As of 2018, federal district judges are paid $208,000 a year, circuit judges $220,600,
Thus, Chief Justice Roberts has warned that "judges are no longer drawn primarily from among the best lawyers in the practicing bar" and "If judicial appointment ceases to be the capstone of a distinguished career and instead becomes a stepping stone to a lucrative position in private practice, the Framers' goal of a truly independent judiciary will be placed in serious jeopardy."
Each federal judge serves at a particular "duty station" for the duration of his or her federal service. This is important because of the relationship among several federal statutes. First, 28 U.S.C. § 456(a) entitles federal judges to reimbursement of transportation and "subsistence" expenses incurred while transacting official business away from their duty stations.

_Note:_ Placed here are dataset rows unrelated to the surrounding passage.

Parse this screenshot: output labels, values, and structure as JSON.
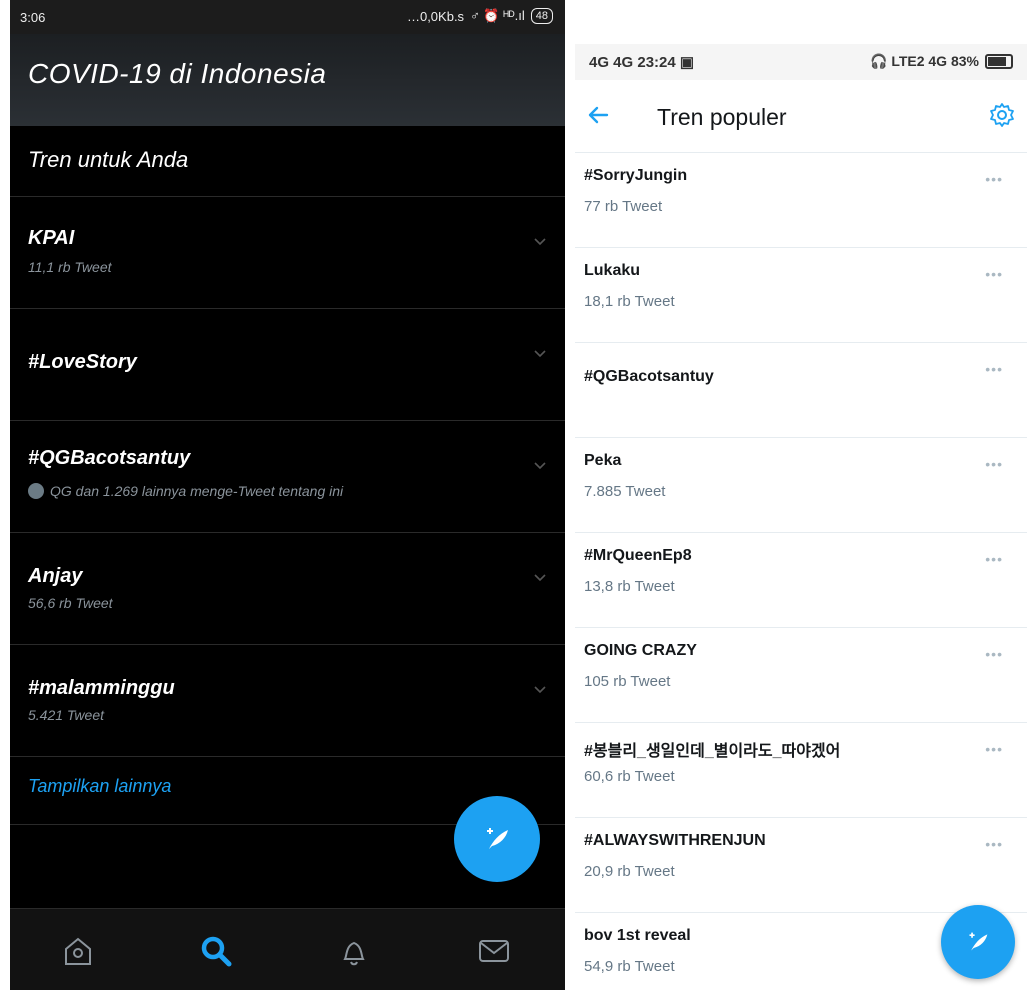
{
  "left": {
    "status_time": "3:06",
    "status_net": "…0,0Kb.s",
    "status_extra": "♂ ⏰ ᴴᴰ.ıl",
    "battery": "48",
    "header_title": "COVID-19 di Indonesia",
    "section_title": "Tren untuk Anda",
    "trends": [
      {
        "name": "KPAI",
        "sub": "11,1 rb Tweet"
      },
      {
        "name": "#LoveStory",
        "sub": ""
      },
      {
        "name": "#QGBacotsantuy",
        "sub": "QG dan 1.269 lainnya menge-Tweet tentang ini"
      },
      {
        "name": "Anjay",
        "sub": "56,6 rb Tweet"
      },
      {
        "name": "#malamminggu",
        "sub": "5.421 Tweet"
      }
    ],
    "show_more": "Tampilkan lainnya",
    "nav": [
      "home-icon",
      "search-icon",
      "bell-icon",
      "mail-icon"
    ],
    "accent": "#1da1f2"
  },
  "right": {
    "status_left": "4G 4G 23:24 ▣",
    "status_right": "🎧 LTE2 4G 83%",
    "header_title": "Tren populer",
    "trends": [
      {
        "name": "#SorryJungin",
        "sub": "77 rb Tweet"
      },
      {
        "name": "Lukaku",
        "sub": "18,1 rb Tweet"
      },
      {
        "name": "#QGBacotsantuy",
        "sub": ""
      },
      {
        "name": "Peka",
        "sub": "7.885 Tweet"
      },
      {
        "name": "#MrQueenEp8",
        "sub": "13,8 rb Tweet"
      },
      {
        "name": "GOING CRAZY",
        "sub": "105 rb Tweet"
      },
      {
        "name": "#봉블리_생일인데_별이라도_따야겠어",
        "sub": "60,6 rb Tweet"
      },
      {
        "name": "#ALWAYSWITHRENJUN",
        "sub": "20,9 rb Tweet"
      },
      {
        "name": "bov 1st reveal",
        "sub": "54,9 rb Tweet"
      }
    ],
    "more_dots": "•••",
    "accent": "#1da1f2"
  }
}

Section 456 also prescribes that the District of Columbia is the duty station of all members of the U.S. Supreme Court, the D.C. Circuit, the Federal Circuit, and the U.S. District Court for the District of Columbia.
Second, there are several reasons federal judges need to transact official business outside of their regular courthouse. 28 U.S.C. §§ 291 and 292 authorize a broad variety of temporary reassignments of circuit and district judges, both horizontally (i.e., to other circuits or districts) and vertically (so that a district judge can hear appeals and a circuit judge can try cases). Many federal judges serve on administrative panels like the judicial council for their circuit or the

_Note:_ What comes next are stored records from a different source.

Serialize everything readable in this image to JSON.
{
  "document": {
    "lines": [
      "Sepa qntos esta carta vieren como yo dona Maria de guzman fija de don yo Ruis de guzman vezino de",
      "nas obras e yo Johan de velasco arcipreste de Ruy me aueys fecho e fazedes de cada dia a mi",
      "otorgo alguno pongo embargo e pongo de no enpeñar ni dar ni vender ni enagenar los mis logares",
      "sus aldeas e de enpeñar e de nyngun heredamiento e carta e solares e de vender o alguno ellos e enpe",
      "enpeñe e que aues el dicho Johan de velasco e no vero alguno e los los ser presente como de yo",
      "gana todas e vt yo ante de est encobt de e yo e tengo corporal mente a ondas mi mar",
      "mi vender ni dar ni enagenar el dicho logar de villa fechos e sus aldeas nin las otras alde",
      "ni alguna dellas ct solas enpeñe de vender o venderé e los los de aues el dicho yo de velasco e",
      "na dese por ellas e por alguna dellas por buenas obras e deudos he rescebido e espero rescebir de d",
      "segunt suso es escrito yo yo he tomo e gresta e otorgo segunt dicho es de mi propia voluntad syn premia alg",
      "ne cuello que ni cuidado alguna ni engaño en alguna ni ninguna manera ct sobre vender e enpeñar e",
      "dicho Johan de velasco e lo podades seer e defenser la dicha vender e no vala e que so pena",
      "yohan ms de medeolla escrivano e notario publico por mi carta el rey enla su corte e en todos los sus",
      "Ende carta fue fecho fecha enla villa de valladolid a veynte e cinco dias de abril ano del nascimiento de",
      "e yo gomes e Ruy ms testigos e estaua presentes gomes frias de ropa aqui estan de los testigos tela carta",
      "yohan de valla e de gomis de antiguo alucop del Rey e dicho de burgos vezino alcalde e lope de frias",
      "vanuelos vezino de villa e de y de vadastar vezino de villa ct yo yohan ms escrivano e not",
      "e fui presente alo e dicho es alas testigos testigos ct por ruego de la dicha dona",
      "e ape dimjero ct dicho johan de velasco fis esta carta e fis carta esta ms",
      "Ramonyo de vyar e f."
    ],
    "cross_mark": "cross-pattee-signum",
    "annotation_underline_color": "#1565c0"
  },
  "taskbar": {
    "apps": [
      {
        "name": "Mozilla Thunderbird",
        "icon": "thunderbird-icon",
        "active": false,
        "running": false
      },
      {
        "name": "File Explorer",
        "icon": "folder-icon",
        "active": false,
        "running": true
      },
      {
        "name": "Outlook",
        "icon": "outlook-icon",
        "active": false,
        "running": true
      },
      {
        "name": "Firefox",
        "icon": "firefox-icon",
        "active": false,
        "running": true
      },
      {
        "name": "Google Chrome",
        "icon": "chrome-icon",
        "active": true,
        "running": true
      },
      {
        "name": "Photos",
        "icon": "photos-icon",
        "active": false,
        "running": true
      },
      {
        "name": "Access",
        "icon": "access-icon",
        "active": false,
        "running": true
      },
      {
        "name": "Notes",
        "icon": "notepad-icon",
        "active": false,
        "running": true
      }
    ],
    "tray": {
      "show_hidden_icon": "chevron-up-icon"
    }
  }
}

The discipline process of federal judges is initiated by the filing of a complaint by any person alleging that a judge has engaged in conduct "prejudicial to the effective and expeditious administration of the business of the courts, or alleging that such judge is unable to discharge all the duties of the office by reason of mental or physical disability." If the chief judge of the
If a judge who is the subject of a complaint holds his or her office during good behavior, action taken by the judicial council may include certifying disability of the judge. The judicial council may also, in its discretion, refer any complaint under 28 U.S.C. § 351, along with the record of any associated proceedings and its recommendations for appropriate action, to the

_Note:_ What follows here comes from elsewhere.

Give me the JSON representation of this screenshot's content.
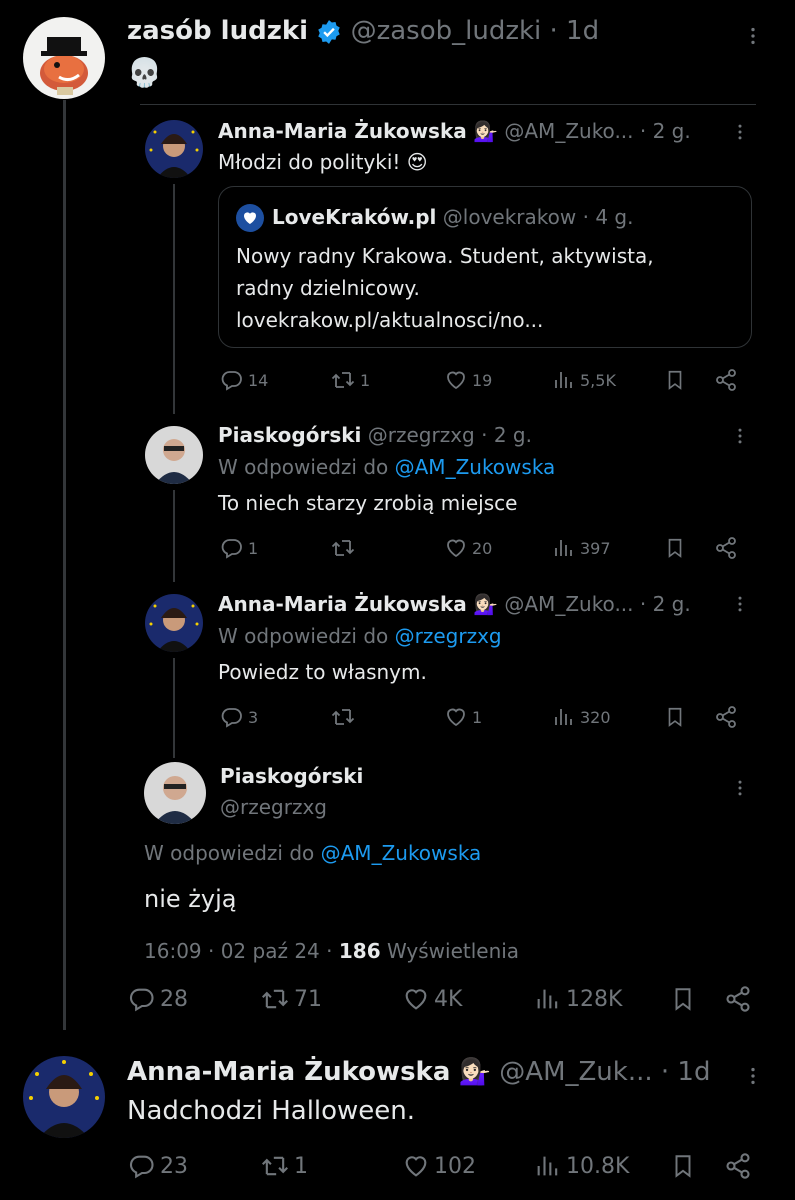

Once a judge meets age and service requirements he or she may retire and will then earn his or her final salary for the remainder of his or her life, plus cost-of-living increases. The "Rule of 80" is the commonly used shorthand for the age and service requirement for a judge to retire, or assume
Under section 376 a survivor's annuity to benefit the widow, widower or minor child of the judge may be purchased via a deduction of 2.2% to 3.5% from the retirement benefit.
There are currently 870 authorized Article III judgeships: nine on the Supreme Court, 179 on the courts of appeals, 673 for the district courts and nine on the
The total number of active federal judges is constantly in flux, for two reasons. First, judges retire or die, and a lapse of time occurs before new judges are appointed to fill those positions. Second, from time to time Congress will increase (or, less frequently, decrease) the number of federal judgeships in a particular judicial district, usually in response to shifting population numbers or a changing workload in that district. Although the number of Supreme Court justices has remained the same for well over a century, the number of court of appeals judges has more than doubled since 1950, and the number of district court judges has increased more than three-fold in that period. In addition, some district court judges serve on more than one court at a time.
Unlike the judges of Article III courts, non-Article III judges are appointed for specified terms of office. Examples include